Integrated and Accountable Care
The ACA will have a major impact on most aspects of substance abuse treatment—with clients, providers, and payers all affected by the new landscape. Clients and providers will face new systems of care as new payers seek innovative ways to provide high-quality, low-cost care. Though the details of these arrangements will vary, they will likely focus on integrated and coordinated care, creating provider networks and often leveraging bundled or outcome-oriented payments to ensure accountability.
The ACA does not require care integration but it includes numerous provisions to encourage it—laying the framework for accountable care organizations (ACOs), patient-center medical homes (PCMHs), and Medicaid health homes. With an influx of new enrollees, provider networks will likely seek partnerships with substance abuse providers to provide low-cost integrated care. Clients will realize new opportunities to access substance abuse treatment; however, treatment may be delivered by a changing set of providers, dictated by new payment mechanisms, governed by new coverage guidelines, and funded by new payers.
Like their clients, substance abuse treatment providers will face new conditions, including larger client volume and shifting payers. Private insurers, Medicaid, and the new environment fostered by the ACA will likely emphasize coordinated, integrated, and cost-minimizing approaches to healthcare. These new approaches will require new partnerships and new business skills, geared more toward Medicaid and private insurance than ever before. Because substance abuse providers were often carved out of previous payment reforms like health maintenance organizations (HMOs), these changes may affect them more than other providers. Substance abuse providers may face significant challenges adjusting to new care coordination and payment schemes, shared risk/savings models, and new reimbursement policies.
Early Examples in Medicaid
Though no one can predict the exact nature of the new payment systems, Medicaid programs in Oregon and Massachusetts may provide a glimpse of possible changes. To better integrate healthcare, Oregon’s Medicaid Section 1115 Research and Demonstration waiver will transform the state’s Medicaid program to a managed care model, featuring coordinated care organizations (CCOs). Through CCOs, substance abuse providers will share a treatment budget with other providers to deliver holistic care. Similarly, as part of a Massachusetts law, all state-funded health plans will transition to a global payment system. Under the new system, provider networks will receive a single annual per-patient fee to cover all of an individual’s healthcare needs, with unused funds dictating profit. Illustrating the complexities unique to behavioral health, the Massachusetts law creates a commission to ensure that behavioral health providers are included in the new payment system. Observing these changes may offer clues about opportunities and barriers to come.

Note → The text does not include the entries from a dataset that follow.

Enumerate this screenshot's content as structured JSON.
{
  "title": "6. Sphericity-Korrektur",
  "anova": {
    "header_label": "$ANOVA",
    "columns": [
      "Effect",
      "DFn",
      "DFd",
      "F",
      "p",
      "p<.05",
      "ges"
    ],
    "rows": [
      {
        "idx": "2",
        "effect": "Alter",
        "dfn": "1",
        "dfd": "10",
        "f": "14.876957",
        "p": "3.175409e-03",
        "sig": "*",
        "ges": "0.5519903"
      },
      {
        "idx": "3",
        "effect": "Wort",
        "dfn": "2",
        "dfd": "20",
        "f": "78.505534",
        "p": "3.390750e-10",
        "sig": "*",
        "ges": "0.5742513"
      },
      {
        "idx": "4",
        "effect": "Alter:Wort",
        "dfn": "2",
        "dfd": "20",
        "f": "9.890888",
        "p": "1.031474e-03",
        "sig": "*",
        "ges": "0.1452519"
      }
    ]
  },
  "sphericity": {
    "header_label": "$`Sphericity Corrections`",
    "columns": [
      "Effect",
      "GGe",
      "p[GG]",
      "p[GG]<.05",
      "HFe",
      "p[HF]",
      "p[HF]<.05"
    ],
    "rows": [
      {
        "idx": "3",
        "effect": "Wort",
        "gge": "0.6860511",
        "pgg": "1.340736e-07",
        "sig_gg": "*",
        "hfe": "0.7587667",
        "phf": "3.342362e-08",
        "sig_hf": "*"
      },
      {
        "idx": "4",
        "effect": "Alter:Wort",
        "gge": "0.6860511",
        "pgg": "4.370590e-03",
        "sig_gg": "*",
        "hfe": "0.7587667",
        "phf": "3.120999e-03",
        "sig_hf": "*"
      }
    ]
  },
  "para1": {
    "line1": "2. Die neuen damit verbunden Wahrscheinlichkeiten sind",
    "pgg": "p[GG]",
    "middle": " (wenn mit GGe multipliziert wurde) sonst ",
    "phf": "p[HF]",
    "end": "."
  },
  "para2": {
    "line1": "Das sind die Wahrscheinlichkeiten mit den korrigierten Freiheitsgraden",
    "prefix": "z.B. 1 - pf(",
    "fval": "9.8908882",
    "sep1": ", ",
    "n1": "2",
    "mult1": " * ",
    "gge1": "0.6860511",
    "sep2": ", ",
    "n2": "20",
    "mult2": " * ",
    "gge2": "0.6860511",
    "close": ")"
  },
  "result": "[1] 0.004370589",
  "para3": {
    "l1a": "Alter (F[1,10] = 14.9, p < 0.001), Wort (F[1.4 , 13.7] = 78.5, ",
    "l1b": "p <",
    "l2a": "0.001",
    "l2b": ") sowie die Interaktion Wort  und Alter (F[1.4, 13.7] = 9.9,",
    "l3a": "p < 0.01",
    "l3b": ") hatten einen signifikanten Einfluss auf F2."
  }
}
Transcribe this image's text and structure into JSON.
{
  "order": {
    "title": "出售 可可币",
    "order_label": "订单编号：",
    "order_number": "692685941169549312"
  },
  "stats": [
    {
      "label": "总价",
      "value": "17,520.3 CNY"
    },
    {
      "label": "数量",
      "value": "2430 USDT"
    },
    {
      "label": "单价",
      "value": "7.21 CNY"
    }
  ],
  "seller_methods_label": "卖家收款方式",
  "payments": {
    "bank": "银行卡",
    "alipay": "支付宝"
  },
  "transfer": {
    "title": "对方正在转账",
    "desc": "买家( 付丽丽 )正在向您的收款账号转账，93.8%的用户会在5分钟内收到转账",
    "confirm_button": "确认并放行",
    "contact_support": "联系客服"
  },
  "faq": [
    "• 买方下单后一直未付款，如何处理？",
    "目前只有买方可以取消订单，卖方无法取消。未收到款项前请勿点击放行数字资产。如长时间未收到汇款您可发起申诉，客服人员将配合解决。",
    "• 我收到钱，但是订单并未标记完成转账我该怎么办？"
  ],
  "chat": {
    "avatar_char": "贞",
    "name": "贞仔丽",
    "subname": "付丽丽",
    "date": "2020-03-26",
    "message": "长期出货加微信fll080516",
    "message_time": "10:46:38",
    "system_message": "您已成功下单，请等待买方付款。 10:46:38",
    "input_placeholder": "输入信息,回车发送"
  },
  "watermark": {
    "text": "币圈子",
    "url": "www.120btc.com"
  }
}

The ACA will significantly alter the behavioral health landscape, affecting clients, providers, and payers for years to come. Although it is too early to predict the exact impact of the confluence of Medicaid expansions, Affordable Insurance Marketplaces, EHBs, care integration, MHPAEA, and accountable payment systems, providers will surely face new clients, a notable shift in payers, and changing financing schemes. With Medicaid and private insurance set to take on larger roles, providers and clients will face serious challenges and profound opportunities.